Natalie Wilson King offers a beautiful version of "When I First Saw You" from Dreamgirls (sung in the movie by Jamie Foxx). Patty Breckenridge sings the hell out of "Being Alive," Bobby's final number from Stephen Sondheim's Company.
When it's the men's turn, it can get a little randy, which Uptown audiences love. In tiny gym towels, Cedric Neal, John de los Santos and Chad Peterson undulate their cute little bods around The Pajama Game's "Steam Heat." Special guest B.J. Cleveland works up some sweat bleating "Diva's Lament" from Spamalot. Peterson comes back to wax romantic about "Taylor the Latte Boy," a song from Adventures in Love made famous in umpteen late-night renditions by Kristin Chenoweth. Gary Floyd, another Uptown favorite, lends his smooth and sexy voice to "Hold On" from The Secret Garden. Doug Miller hosts the early part of the show as his oily, over-tanned beauty contest emcee character from Pageant, then makes his solo, "My Brother Lived in San Francisco" (Angels, Punks and Raging Queens), the emotional high point of the evening.

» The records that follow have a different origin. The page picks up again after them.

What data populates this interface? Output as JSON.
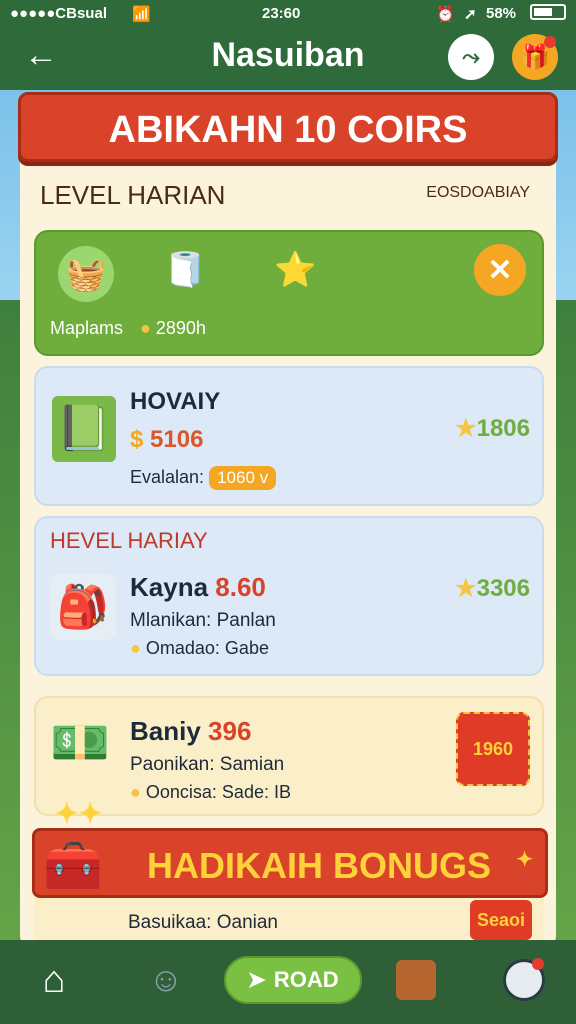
{
  "statusbar": {
    "carrier": "●●●●●CBsual",
    "time": "23:60",
    "battery": "58%"
  },
  "header": {
    "title": "Nasuiban",
    "back_icon": "arrow-left-icon"
  },
  "banner": {
    "text": "ABIKAHN 10 COIRS"
  },
  "section": {
    "title": "LEVEL HARIAN",
    "subtitle": "EOSDOABIAY"
  },
  "reward_bar": {
    "label": "Maplams",
    "coins": "2890h"
  },
  "cards": [
    {
      "name": "HOVAIY",
      "price": "5106",
      "detail_label": "Evalalan:",
      "detail_pill": "1060 v",
      "score": "1806"
    },
    {
      "heading": "HEVEL HARIAY",
      "name": "Kayna",
      "price": "8.60",
      "detail1": "Mlanikan: Panlan",
      "detail2": "Omadao: Gabe",
      "score": "3306"
    },
    {
      "name": "Baniy",
      "price": "396",
      "detail1": "Paonikan: Samian",
      "detail2": "Ooncisa: Sade: IB",
      "stamp": "1960"
    }
  ],
  "bonus": {
    "text": "HADIKAIH BONUGS",
    "detail": "Basuikaa: Oanian",
    "stamp": "Seaoi"
  },
  "navbar": {
    "road_label": "ROAD"
  },
  "colors": {
    "accent_red": "#d9432a",
    "green": "#6fad3c",
    "gold": "#f5a623"
  }
}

Also in the cast: M. Denise Lee, Linda Leonard, Courtney Franklin, Lisa Gabrielle-Greene, Cameron McElyea, Tony Martin, Arianna Movassagh, Cara Statham Serber, Sara Shelby-Martin and Andi Allen (who also wrote and directed the show, with only four rehearsals before opening). In Dirty Rotten Divas, there's dancing, comedy (thanks to a side-splitting take on the "When You Got It, Flaunt It" number from The Producers) and every great big voice in Dallas musical theater on one stage. If you miss it, it's a dirty, rotten shame.